● **PROBLEM REQUIREMENTS**:
Please return the lines of the data that contain "JSON".

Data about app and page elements
>>>
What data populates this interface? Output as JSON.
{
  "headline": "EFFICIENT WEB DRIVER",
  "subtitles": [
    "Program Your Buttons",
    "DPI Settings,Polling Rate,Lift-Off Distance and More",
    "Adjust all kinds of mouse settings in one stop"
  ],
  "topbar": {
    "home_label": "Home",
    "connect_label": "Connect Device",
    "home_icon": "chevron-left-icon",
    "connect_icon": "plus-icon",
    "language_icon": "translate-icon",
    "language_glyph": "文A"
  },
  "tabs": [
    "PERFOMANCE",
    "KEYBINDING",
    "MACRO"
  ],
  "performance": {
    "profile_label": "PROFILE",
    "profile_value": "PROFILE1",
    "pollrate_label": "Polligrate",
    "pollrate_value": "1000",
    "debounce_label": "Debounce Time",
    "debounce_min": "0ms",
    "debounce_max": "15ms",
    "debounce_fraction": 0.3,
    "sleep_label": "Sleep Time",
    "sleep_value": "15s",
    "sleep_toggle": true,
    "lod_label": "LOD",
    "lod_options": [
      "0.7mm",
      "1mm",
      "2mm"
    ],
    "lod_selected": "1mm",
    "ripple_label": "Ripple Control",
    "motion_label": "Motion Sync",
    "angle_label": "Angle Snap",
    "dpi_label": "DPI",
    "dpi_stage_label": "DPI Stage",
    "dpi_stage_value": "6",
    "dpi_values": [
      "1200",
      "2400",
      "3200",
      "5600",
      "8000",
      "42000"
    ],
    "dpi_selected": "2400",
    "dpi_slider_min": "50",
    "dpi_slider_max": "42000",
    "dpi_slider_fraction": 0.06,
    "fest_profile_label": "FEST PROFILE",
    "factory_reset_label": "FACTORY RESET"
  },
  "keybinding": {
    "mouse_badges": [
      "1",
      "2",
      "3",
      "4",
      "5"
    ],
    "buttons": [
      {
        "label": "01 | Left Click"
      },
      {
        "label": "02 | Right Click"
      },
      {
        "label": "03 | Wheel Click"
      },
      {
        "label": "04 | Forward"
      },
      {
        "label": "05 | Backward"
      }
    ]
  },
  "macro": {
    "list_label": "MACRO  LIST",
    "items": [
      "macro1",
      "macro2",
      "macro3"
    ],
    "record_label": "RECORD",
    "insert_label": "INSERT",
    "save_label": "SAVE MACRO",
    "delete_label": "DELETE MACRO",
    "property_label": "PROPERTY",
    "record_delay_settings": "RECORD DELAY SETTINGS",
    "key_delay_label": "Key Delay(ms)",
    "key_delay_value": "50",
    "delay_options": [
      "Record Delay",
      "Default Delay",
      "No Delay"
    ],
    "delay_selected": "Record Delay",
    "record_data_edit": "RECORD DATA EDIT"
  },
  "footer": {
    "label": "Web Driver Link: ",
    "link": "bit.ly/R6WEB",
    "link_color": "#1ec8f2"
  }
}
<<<
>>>
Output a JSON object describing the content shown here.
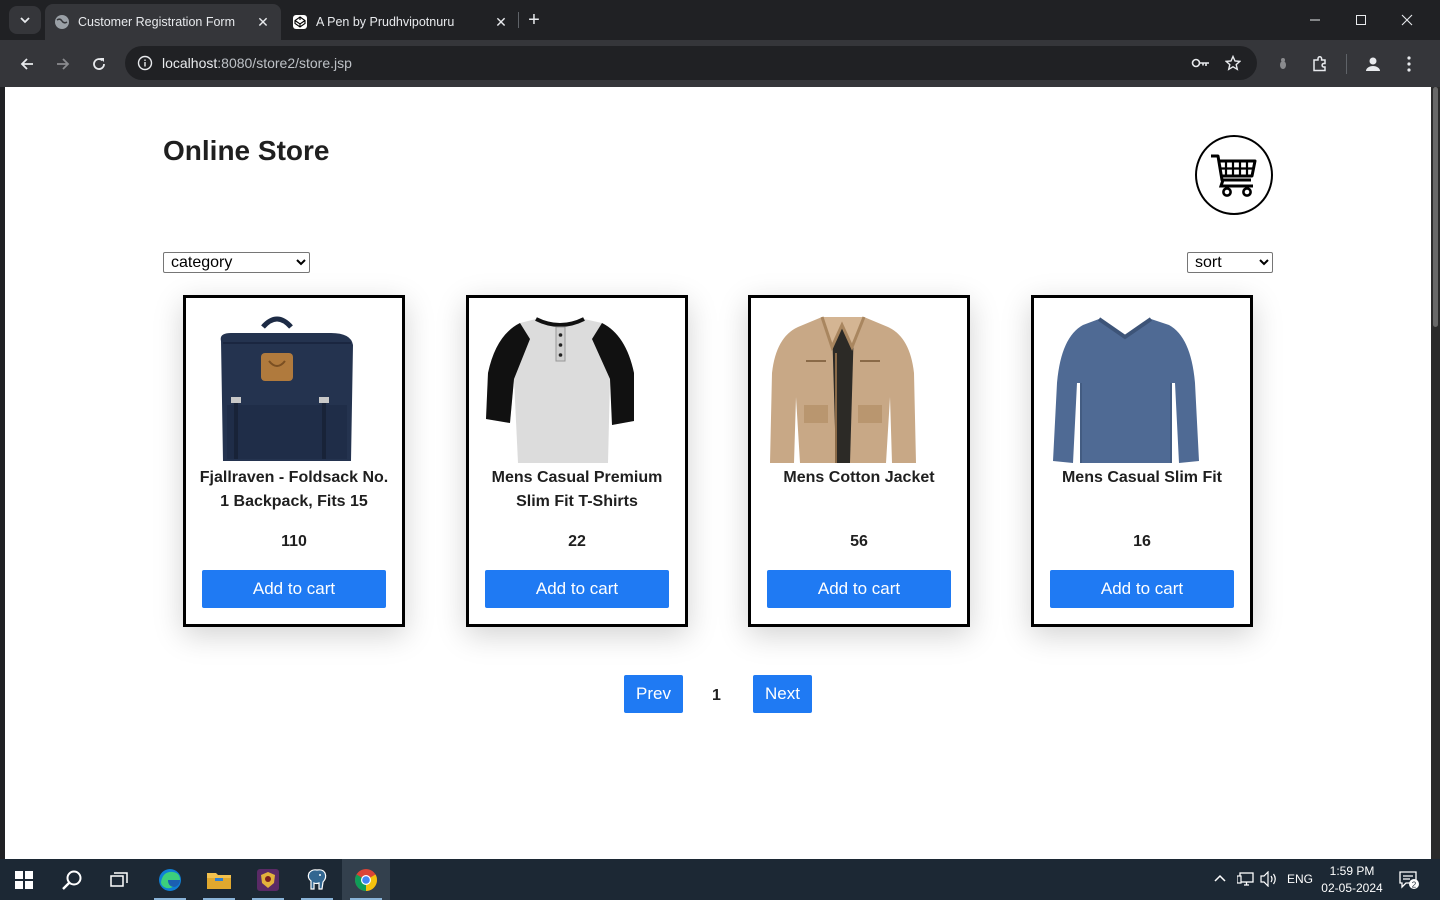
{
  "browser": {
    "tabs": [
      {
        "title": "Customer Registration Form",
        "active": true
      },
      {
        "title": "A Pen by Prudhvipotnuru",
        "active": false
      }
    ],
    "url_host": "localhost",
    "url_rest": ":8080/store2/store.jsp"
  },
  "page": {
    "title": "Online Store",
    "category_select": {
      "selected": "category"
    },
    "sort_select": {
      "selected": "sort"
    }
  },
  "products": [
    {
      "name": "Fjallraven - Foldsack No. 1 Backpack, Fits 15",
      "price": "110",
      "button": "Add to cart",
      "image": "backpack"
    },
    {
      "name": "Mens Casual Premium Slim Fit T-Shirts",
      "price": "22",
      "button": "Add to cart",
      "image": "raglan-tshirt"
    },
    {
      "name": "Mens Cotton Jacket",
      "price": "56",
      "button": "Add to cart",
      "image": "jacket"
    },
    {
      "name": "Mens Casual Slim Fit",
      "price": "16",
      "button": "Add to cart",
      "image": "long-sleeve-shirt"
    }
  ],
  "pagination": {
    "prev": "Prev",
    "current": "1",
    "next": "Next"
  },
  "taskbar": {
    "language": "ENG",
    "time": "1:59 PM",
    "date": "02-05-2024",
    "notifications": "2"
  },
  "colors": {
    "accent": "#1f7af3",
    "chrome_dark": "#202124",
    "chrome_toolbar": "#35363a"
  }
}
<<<
● **SOLUTION FOR THIS TASK**:
What data populates this interface? Output as JSON.
Output a JSON object describing the content shown here.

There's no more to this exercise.